| EXERCISE GOAL |
Going through the data below, find how many lines include the word "JSON", and reply with that number alone.

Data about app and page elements
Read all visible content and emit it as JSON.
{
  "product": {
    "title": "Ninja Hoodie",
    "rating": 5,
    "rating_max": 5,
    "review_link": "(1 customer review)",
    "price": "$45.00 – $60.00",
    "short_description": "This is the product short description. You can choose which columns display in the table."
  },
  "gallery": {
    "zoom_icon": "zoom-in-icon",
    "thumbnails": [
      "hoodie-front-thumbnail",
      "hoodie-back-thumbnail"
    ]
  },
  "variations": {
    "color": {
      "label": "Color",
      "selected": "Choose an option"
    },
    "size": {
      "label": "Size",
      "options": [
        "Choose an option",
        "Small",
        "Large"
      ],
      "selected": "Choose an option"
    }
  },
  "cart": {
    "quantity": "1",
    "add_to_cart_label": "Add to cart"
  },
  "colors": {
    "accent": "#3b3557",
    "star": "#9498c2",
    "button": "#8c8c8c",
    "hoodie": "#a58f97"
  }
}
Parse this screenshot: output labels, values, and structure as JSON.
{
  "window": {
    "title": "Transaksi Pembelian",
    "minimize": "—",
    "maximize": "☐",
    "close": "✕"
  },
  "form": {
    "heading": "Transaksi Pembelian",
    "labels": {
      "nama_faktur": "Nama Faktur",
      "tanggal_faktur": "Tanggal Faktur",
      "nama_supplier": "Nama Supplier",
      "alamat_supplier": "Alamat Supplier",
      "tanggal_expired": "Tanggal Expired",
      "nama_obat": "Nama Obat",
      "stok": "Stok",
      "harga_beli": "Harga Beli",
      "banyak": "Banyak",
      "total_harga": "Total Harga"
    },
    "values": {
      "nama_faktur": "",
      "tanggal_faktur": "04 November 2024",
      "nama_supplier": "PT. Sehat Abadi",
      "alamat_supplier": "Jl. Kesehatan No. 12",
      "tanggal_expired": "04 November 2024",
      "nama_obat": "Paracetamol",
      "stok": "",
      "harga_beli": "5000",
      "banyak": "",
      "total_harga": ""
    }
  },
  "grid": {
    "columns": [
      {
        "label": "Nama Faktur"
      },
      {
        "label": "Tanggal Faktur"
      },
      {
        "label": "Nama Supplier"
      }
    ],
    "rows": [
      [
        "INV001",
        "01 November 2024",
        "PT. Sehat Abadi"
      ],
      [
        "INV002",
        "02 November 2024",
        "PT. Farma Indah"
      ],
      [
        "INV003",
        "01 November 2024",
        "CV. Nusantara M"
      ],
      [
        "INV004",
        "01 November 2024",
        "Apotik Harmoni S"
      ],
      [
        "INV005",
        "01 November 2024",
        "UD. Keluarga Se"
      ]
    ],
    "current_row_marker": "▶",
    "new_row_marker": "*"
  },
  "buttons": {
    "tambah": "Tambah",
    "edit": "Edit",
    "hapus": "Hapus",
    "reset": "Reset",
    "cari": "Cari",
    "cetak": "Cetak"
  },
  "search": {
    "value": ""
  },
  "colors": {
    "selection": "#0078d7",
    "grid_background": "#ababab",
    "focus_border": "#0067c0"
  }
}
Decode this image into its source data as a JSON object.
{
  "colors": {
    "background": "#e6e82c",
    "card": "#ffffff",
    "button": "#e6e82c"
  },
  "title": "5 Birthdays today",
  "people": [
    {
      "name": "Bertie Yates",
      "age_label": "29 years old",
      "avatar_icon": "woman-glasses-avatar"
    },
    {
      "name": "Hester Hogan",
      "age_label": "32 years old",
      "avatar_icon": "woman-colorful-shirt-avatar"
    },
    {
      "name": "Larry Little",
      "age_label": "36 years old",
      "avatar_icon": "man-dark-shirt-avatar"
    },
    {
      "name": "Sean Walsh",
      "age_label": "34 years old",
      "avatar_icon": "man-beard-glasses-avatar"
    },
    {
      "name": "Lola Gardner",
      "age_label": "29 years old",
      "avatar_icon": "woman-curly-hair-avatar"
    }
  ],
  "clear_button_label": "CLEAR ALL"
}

| RESULT OF THIS EXERCISE |
3